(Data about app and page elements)

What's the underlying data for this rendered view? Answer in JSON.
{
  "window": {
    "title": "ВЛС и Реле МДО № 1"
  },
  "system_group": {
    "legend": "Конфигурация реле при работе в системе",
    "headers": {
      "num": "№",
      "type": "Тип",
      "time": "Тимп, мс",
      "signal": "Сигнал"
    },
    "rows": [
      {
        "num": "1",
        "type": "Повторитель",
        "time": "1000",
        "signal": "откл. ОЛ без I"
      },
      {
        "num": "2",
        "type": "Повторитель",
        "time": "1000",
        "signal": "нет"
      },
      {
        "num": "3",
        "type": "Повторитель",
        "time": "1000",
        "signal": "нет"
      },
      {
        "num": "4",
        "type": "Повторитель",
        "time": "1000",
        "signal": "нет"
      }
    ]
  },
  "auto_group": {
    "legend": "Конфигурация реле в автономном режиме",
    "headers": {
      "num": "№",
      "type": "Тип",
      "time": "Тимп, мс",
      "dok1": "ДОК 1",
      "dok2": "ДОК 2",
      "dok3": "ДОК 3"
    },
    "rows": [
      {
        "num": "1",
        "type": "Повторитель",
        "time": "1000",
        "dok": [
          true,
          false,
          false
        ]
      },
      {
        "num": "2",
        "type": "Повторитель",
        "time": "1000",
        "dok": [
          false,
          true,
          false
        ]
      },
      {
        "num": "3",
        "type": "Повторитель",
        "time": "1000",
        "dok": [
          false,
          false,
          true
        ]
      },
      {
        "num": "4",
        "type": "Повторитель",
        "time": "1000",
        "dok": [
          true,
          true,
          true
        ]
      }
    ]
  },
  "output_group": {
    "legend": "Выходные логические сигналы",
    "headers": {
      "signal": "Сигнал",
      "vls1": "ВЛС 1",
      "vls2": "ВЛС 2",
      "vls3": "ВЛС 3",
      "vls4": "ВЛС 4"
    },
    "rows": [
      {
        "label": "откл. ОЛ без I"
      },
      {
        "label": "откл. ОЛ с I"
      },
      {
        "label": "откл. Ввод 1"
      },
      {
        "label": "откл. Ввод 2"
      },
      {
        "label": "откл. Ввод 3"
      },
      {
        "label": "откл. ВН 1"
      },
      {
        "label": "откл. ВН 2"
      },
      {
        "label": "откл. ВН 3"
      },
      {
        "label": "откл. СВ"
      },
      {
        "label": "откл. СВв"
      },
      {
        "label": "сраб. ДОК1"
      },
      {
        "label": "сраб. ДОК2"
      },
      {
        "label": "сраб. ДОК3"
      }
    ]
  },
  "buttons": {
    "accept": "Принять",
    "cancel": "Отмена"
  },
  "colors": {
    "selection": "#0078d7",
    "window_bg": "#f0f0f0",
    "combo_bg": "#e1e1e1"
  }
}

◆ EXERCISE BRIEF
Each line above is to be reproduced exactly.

◆ SOLUTION FOR THIS PROBLEM
What's the underlying data for this rendered view? Answer in JSON.
{
  "window": {
    "title": "ВЛС и Реле МДО № 1"
  },
  "system_group": {
    "legend": "Конфигурация реле при работе в системе",
    "headers": {
      "num": "№",
      "type": "Тип",
      "time": "Тимп, мс",
      "signal": "Сигнал"
    },
    "rows": [
      {
        "num": "1",
        "type": "Повторитель",
        "time": "1000",
        "signal": "откл. ОЛ без I"
      },
      {
        "num": "2",
        "type": "Повторитель",
        "time": "1000",
        "signal": "нет"
      },
      {
        "num": "3",
        "type": "Повторитель",
        "time": "1000",
        "signal": "нет"
      },
      {
        "num": "4",
        "type": "Повторитель",
        "time": "1000",
        "signal": "нет"
      }
    ]
  },
  "auto_group": {
    "legend": "Конфигурация реле в автономном режиме",
    "headers": {
      "num": "№",
      "type": "Тип",
      "time": "Тимп, мс",
      "dok1": "ДОК 1",
      "dok2": "ДОК 2",
      "dok3": "ДОК 3"
    },
    "rows": [
      {
        "num": "1",
        "type": "Повторитель",
        "time": "1000",
        "dok": [
          true,
          false,
          false
        ]
      },
      {
        "num": "2",
        "type": "Повторитель",
        "time": "1000",
        "dok": [
          false,
          true,
          false
        ]
      },
      {
        "num": "3",
        "type": "Повторитель",
        "time": "1000",
        "dok": [
          false,
          false,
          true
        ]
      },
      {
        "num": "4",
        "type": "Повторитель",
        "time": "1000",
        "dok": [
          true,
          true,
          true
        ]
      }
    ]
  },
  "output_group": {
    "legend": "Выходные логические сигналы",
    "headers": {
      "signal": "Сигнал",
      "vls1": "ВЛС 1",
      "vls2": "ВЛС 2",
      "vls3": "ВЛС 3",
      "vls4": "ВЛС 4"
    },
    "rows": [
      {
        "label": "откл. ОЛ без I"
      },
      {
        "label": "откл. ОЛ с I"
      },
      {
        "label": "откл. Ввод 1"
      },
      {
        "label": "откл. Ввод 2"
      },
      {
        "label": "откл. Ввод 3"
      },
      {
        "label": "откл. ВН 1"
      },
      {
        "label": "откл. ВН 2"
      },
      {
        "label": "откл. ВН 3"
      },
      {
        "label": "откл. СВ"
      },
      {
        "label": "откл. СВв"
      },
      {
        "label": "сраб. ДОК1"
      },
      {
        "label": "сраб. ДОК2"
      },
      {
        "label": "сраб. ДОК3"
      }
    ]
  },
  "buttons": {
    "accept": "Принять",
    "cancel": "Отмена"
  },
  "colors": {
    "selection": "#0078d7",
    "window_bg": "#f0f0f0",
    "combo_bg": "#e1e1e1"
  }
}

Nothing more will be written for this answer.